◆ **EXERCISE DESCRIPTION**
Below is a listing; return it in full, exactly as it appears.

··· DATA IN THIS EXERCISE ···

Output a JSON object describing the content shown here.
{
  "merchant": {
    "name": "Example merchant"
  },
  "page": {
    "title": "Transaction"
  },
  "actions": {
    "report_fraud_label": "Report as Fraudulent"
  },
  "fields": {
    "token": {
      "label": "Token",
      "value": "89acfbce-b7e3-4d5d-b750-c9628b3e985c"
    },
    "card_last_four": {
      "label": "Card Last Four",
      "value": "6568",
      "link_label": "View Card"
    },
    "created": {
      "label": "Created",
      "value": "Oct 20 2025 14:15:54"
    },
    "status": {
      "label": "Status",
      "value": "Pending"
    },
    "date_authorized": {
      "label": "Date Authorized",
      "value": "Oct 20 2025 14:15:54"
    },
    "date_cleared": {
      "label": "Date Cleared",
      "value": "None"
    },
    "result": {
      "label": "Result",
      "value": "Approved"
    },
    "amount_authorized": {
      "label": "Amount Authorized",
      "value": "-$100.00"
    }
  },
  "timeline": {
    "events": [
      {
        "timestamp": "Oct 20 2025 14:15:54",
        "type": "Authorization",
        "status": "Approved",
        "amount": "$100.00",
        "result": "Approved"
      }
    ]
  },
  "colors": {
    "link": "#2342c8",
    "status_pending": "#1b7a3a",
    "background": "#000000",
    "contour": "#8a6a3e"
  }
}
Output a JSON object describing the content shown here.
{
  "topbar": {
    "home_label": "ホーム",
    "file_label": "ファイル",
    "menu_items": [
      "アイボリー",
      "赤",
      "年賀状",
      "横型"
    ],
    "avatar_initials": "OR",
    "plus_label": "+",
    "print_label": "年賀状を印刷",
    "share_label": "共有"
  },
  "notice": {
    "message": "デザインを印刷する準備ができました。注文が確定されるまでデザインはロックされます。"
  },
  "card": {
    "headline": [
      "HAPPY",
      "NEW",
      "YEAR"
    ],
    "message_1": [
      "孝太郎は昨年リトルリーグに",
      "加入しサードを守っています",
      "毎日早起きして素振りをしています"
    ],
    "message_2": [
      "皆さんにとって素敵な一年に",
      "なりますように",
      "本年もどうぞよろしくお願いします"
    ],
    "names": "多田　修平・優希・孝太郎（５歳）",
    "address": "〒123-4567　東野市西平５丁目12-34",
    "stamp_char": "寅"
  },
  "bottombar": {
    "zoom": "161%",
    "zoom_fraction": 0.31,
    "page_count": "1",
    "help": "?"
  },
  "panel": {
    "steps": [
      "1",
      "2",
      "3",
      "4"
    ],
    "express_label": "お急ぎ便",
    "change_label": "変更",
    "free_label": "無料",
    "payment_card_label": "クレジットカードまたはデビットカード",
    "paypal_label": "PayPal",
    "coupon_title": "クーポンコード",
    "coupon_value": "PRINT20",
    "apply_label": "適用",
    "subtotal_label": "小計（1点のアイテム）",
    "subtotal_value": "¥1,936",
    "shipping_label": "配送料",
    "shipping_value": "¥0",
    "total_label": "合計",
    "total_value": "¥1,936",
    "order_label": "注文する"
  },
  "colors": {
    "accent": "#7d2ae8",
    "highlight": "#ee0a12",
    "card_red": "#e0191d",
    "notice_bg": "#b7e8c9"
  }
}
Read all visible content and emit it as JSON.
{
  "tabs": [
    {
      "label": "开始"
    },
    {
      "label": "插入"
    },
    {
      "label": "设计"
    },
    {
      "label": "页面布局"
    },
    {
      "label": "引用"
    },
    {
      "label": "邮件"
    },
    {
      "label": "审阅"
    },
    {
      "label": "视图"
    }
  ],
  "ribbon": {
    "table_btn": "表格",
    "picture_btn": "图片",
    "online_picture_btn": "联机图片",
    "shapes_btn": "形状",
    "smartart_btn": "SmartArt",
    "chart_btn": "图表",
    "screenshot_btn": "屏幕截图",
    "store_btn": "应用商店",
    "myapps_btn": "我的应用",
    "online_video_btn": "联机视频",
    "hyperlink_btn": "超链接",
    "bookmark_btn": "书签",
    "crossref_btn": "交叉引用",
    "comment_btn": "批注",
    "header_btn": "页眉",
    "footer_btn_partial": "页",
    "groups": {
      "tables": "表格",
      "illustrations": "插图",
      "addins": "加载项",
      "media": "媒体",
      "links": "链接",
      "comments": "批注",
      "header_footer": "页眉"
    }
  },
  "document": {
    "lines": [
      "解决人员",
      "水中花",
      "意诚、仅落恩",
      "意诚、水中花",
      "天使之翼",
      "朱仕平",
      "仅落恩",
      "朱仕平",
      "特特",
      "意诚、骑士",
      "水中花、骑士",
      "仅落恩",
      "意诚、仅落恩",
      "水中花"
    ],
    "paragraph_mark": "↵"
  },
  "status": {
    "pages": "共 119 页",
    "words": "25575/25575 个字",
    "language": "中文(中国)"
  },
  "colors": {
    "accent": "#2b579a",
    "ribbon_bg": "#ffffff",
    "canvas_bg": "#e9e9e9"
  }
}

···

◆ **SOLUTION TO THIS TASK**
Output a JSON object describing the content shown here.
{
  "merchant": {
    "name": "Example merchant"
  },
  "page": {
    "title": "Transaction"
  },
  "actions": {
    "report_fraud_label": "Report as Fraudulent"
  },
  "fields": {
    "token": {
      "label": "Token",
      "value": "89acfbce-b7e3-4d5d-b750-c9628b3e985c"
    },
    "card_last_four": {
      "label": "Card Last Four",
      "value": "6568",
      "link_label": "View Card"
    },
    "created": {
      "label": "Created",
      "value": "Oct 20 2025 14:15:54"
    },
    "status": {
      "label": "Status",
      "value": "Pending"
    },
    "date_authorized": {
      "label": "Date Authorized",
      "value": "Oct 20 2025 14:15:54"
    },
    "date_cleared": {
      "label": "Date Cleared",
      "value": "None"
    },
    "result": {
      "label": "Result",
      "value": "Approved"
    },
    "amount_authorized": {
      "label": "Amount Authorized",
      "value": "-$100.00"
    }
  },
  "timeline": {
    "events": [
      {
        "timestamp": "Oct 20 2025 14:15:54",
        "type": "Authorization",
        "status": "Approved",
        "amount": "$100.00",
        "result": "Approved"
      }
    ]
  },
  "colors": {
    "link": "#2342c8",
    "status_pending": "#1b7a3a",
    "background": "#000000",
    "contour": "#8a6a3e"
  }
}
Output a JSON object describing the content shown here.
{
  "topbar": {
    "home_label": "ホーム",
    "file_label": "ファイル",
    "menu_items": [
      "アイボリー",
      "赤",
      "年賀状",
      "横型"
    ],
    "avatar_initials": "OR",
    "plus_label": "+",
    "print_label": "年賀状を印刷",
    "share_label": "共有"
  },
  "notice": {
    "message": "デザインを印刷する準備ができました。注文が確定されるまでデザインはロックされます。"
  },
  "card": {
    "headline": [
      "HAPPY",
      "NEW",
      "YEAR"
    ],
    "message_1": [
      "孝太郎は昨年リトルリーグに",
      "加入しサードを守っています",
      "毎日早起きして素振りをしています"
    ],
    "message_2": [
      "皆さんにとって素敵な一年に",
      "なりますように",
      "本年もどうぞよろしくお願いします"
    ],
    "names": "多田　修平・優希・孝太郎（５歳）",
    "address": "〒123-4567　東野市西平５丁目12-34",
    "stamp_char": "寅"
  },
  "bottombar": {
    "zoom": "161%",
    "zoom_fraction": 0.31,
    "page_count": "1",
    "help": "?"
  },
  "panel": {
    "steps": [
      "1",
      "2",
      "3",
      "4"
    ],
    "express_label": "お急ぎ便",
    "change_label": "変更",
    "free_label": "無料",
    "payment_card_label": "クレジットカードまたはデビットカード",
    "paypal_label": "PayPal",
    "coupon_title": "クーポンコード",
    "coupon_value": "PRINT20",
    "apply_label": "適用",
    "subtotal_label": "小計（1点のアイテム）",
    "subtotal_value": "¥1,936",
    "shipping_label": "配送料",
    "shipping_value": "¥0",
    "total_label": "合計",
    "total_value": "¥1,936",
    "order_label": "注文する"
  },
  "colors": {
    "accent": "#7d2ae8",
    "highlight": "#ee0a12",
    "card_red": "#e0191d",
    "notice_bg": "#b7e8c9"
  }
}
Read all visible content and emit it as JSON.
{
  "tabs": [
    {
      "label": "开始"
    },
    {
      "label": "插入"
    },
    {
      "label": "设计"
    },
    {
      "label": "页面布局"
    },
    {
      "label": "引用"
    },
    {
      "label": "邮件"
    },
    {
      "label": "审阅"
    },
    {
      "label": "视图"
    }
  ],
  "ribbon": {
    "table_btn": "表格",
    "picture_btn": "图片",
    "online_picture_btn": "联机图片",
    "shapes_btn": "形状",
    "smartart_btn": "SmartArt",
    "chart_btn": "图表",
    "screenshot_btn": "屏幕截图",
    "store_btn": "应用商店",
    "myapps_btn": "我的应用",
    "online_video_btn": "联机视频",
    "hyperlink_btn": "超链接",
    "bookmark_btn": "书签",
    "crossref_btn": "交叉引用",
    "comment_btn": "批注",
    "header_btn": "页眉",
    "footer_btn_partial": "页",
    "groups": {
      "tables": "表格",
      "illustrations": "插图",
      "addins": "加载项",
      "media": "媒体",
      "links": "链接",
      "comments": "批注",
      "header_footer": "页眉"
    }
  },
  "document": {
    "lines": [
      "解决人员",
      "水中花",
      "意诚、仅落恩",
      "意诚、水中花",
      "天使之翼",
      "朱仕平",
      "仅落恩",
      "朱仕平",
      "特特",
      "意诚、骑士",
      "水中花、骑士",
      "仅落恩",
      "意诚、仅落恩",
      "水中花"
    ],
    "paragraph_mark": "↵"
  },
  "status": {
    "pages": "共 119 页",
    "words": "25575/25575 个字",
    "language": "中文(中国)"
  },
  "colors": {
    "accent": "#2b579a",
    "ribbon_bg": "#ffffff",
    "canvas_bg": "#e9e9e9"
  }
}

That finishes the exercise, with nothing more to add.